In selecting a hand sanitiser the pharmaceutical organisation or hospital should consider if the application is to be built to human skin or even to gloved hands, or even to both, and when it is required to be sporicidal. Hand sanitisers belong to two groups: alcohol based, which are more common, and non-alcohol based. Such considerations impact both upon cost and medical and safety of the staff utilizing the hand sanitiser since many commonly available alcohol based sanitisers may cause excessive drying of skin; and some non-alcohol based sanitisers may be irritating to the skin. Alcohol hand sanitizers are created to avoid irritation through possessing hypoallergenic properties (colour and fragrance free) and ingredients which afford skin protection and care through re-fatting agents.
Alcohols have an extended history of use as disinfectants as a result of inherent antiseptic properties against bacteria and some viruses.
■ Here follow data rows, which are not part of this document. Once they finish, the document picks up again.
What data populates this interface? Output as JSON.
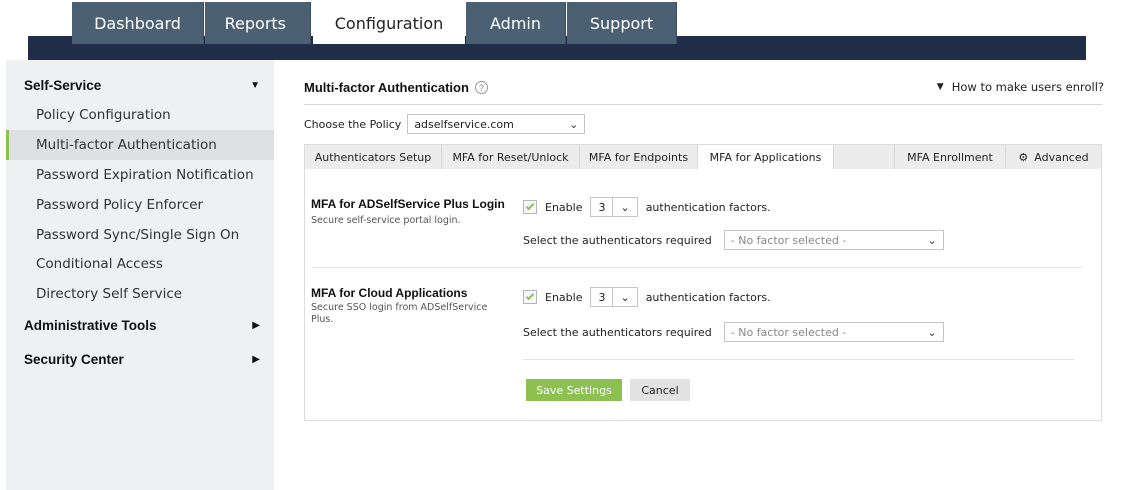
{
  "nav": {
    "tabs": [
      {
        "label": "Dashboard"
      },
      {
        "label": "Reports"
      },
      {
        "label": "Configuration"
      },
      {
        "label": "Admin"
      },
      {
        "label": "Support"
      }
    ],
    "active": "Configuration"
  },
  "sidebar": {
    "sections": [
      {
        "label": "Self-Service",
        "arrow": "▼"
      },
      {
        "label": "Administrative Tools",
        "arrow": "▶"
      },
      {
        "label": "Security Center",
        "arrow": "▶"
      }
    ],
    "items": [
      {
        "label": "Policy Configuration"
      },
      {
        "label": "Multi-factor Authentication"
      },
      {
        "label": "Password Expiration Notification"
      },
      {
        "label": "Password Policy Enforcer"
      },
      {
        "label": "Password Sync/Single Sign On"
      },
      {
        "label": "Conditional Access"
      },
      {
        "label": "Directory Self Service"
      }
    ]
  },
  "main": {
    "title": "Multi-factor Authentication",
    "help": "?",
    "enroll_link": "How to make users enroll?",
    "policy_label": "Choose the Policy",
    "policy_value": "adselfservice.com",
    "tabs": [
      {
        "label": "Authenticators Setup"
      },
      {
        "label": "MFA for Reset/Unlock"
      },
      {
        "label": "MFA for Endpoints"
      },
      {
        "label": "MFA for Applications"
      },
      {
        "label": "MFA Enrollment"
      },
      {
        "label": "Advanced"
      }
    ],
    "sections": [
      {
        "title": "MFA for ADSelfService Plus Login",
        "desc": "Secure self-service portal login.",
        "enable_label": "Enable",
        "factor_count": "3",
        "factors_suffix": "authentication factors.",
        "auth_label": "Select the authenticators required",
        "auth_placeholder": "- No factor selected -"
      },
      {
        "title": "MFA for Cloud Applications",
        "desc": "Secure SSO login from ADSelfService Plus.",
        "enable_label": "Enable",
        "factor_count": "3",
        "factors_suffix": "authentication factors.",
        "auth_label": "Select the authenticators required",
        "auth_placeholder": "- No factor selected -"
      }
    ],
    "save_label": "Save Settings",
    "cancel_label": "Cancel"
  },
  "colors": {
    "navbar": "#1f2d48",
    "tab": "#4b6072",
    "accent_green": "#8cc152",
    "sidebar_bg": "#eef0f1"
  }
}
To be effective some water is needed to be mixed with alcohol to exert effect against microorganisms, with the most effective range falling between 60 and 95% (most commercial hand sanitizers are around 70%). The absolute most commonly used alcohol based hand sanitisers are Isopropyl alcohol or some type of denatured ethanol (such as Industrial Methylated Spirits). The more common non-alcohol based sanitisers contain either chlorhexidine or hexachlorophene. Additives may also be a part of hand sanitizers in order to boost the antimicrobial properties.
Before entering a hospital ward or clean area hands must be washed using soap and water for approximately twenty seconds. Handwashing removes around 99% of transient microorgansisms (although it generally does not kill them) (4). There after, whether gloves are worn or not, regular hygienic hand disinfection should take place to get rid of any subsequent transient flora and to cut back the risk of the contamination arising from resident skin flora.
The manner of hand sanitisation is of great importance since the effectiveness is not only with the alcohol but also relates to the’rub-in’technique. For example:
-Dispense a tiny amount of hand gel onto the palm of just one hand by
-pressing down on the pump dispenser
-Put hands together and go to rub the hand gel into both hands. Pay particular focus on the following areas:
-Back of hands
-Between webs of fingers
-Allow hands to dry, this will take a maximum of 60 seconds
Regular applications of the hand sanitizer are needed and also ahead of carrying out critical activities. The reason being alcohols are relatively volatile and don’t provide a continual antimicrobial action. Although microorgansisms are removed from material like latex more readily than from skin, a typical frequency of hand sanitization should nevertheless be placed on gloves.
You will find very few safety concerns with hand sanitizers and the occupational exposure is relatively low, although this may build-up in enclosed spaces. Care should be used when using sanitizers near naked flames (which can occur where gas burners are used in laboratories).
To conclude, hand sanitisation is a significant process of staff to follow in healthcare and pharmaceutical settings. Hand sanitization is one of the main methods for avoiding the spread of infection in hospitals and contamination within pharmaceutical operations. This required level of control requires the use of a fruitful hand sanitizer.